Cyberbullying is violence against someone on the internet , on social networks or other digital means. It is also called cyber bullying .
Practicing cyberbullying means using the virtual space to intimidate, harass or humiliate a person, defaming, insulting or morally attacking.
The term is formed from the junction of the words cyber , a word of English origin that is associated with virtual communication in digital media, such as social networks. Bullying is the act of intimidating or humiliating a person. Thus, the person who commits this type of act is known as a cyberbully.
Learn more about the meaning of Bullying .

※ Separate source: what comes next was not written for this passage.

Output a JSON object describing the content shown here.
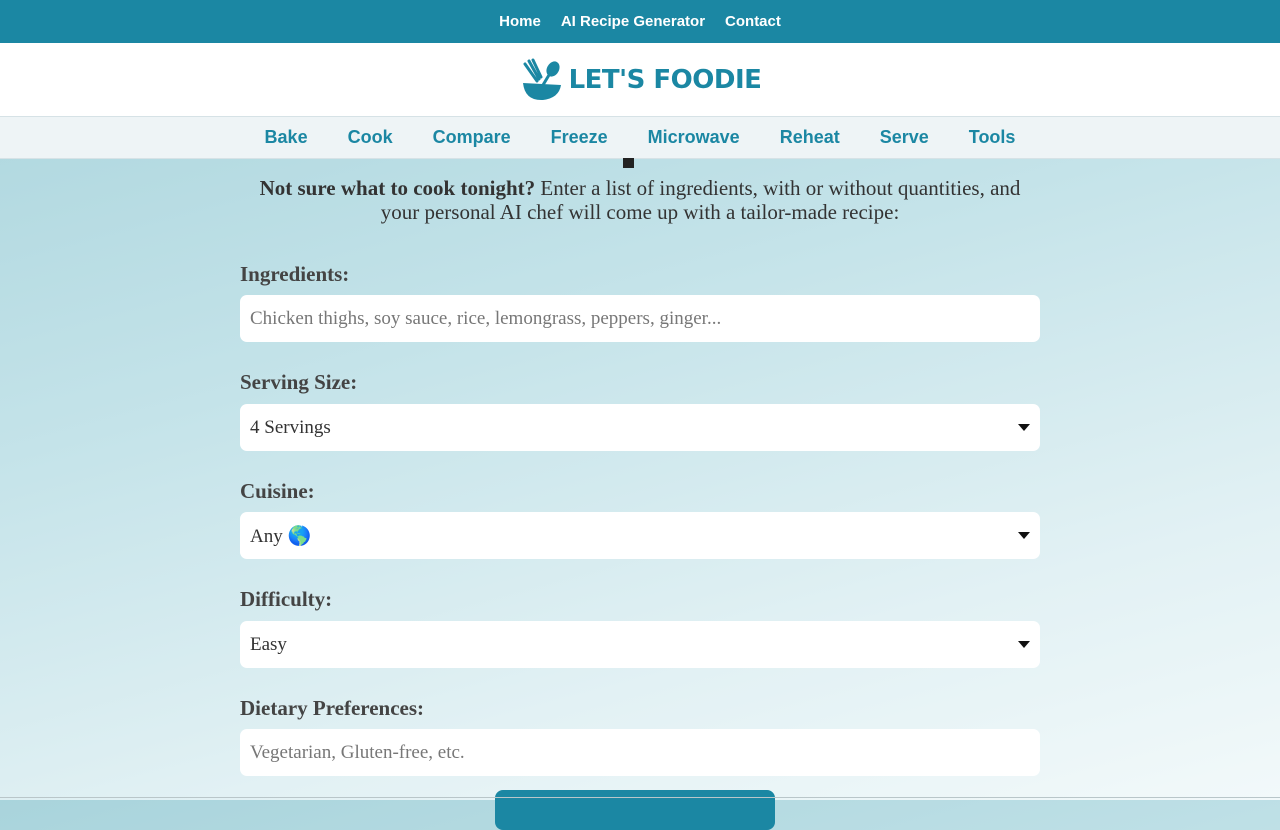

Attacks are common on social media because attackers can do so anonymously from so-called “fake accounts”, firing offensive and slanderous content.
Anti – cyberbullying laws that advise curbing these practices by identifying and holding perpetrators accountable.
In general, cyberbullying is practiced among adolescents and is related to the school environment, but it also occurs frequently among adults, especially in the work environment.
Examples of cyberbullying
The main forms of cyber bullying are:
- Spread defamatory or libelous information via email, messages or posts on social networks;
- Post personal material such as notebooks, diaries, letters or private messages on social media without the person’s permission;
- Disclose photographs taken without authorization with the aim of humiliating or exposing the person in a derogatory way;
- Disclose intimate photos or videos;
- Prevent a (real) group member from participating in the virtual environment without plausible justification.
Consequences of cyberbullying
The UN (United Nations), in a study carried out in 2018, reported that cyberbullying is among the main causes of school dropout.
The WHO warns of the emotional damage caused by this practice, with consequences for the socialization of children and young people.
The APA (American Psychological Association) reported that only 68% of children and youth who experience cyberbullying seek help from adults or authorities. The remaining 32% remain silent and may suffer even more emotional damage.
Also read about School Bullying and Types of Bullying .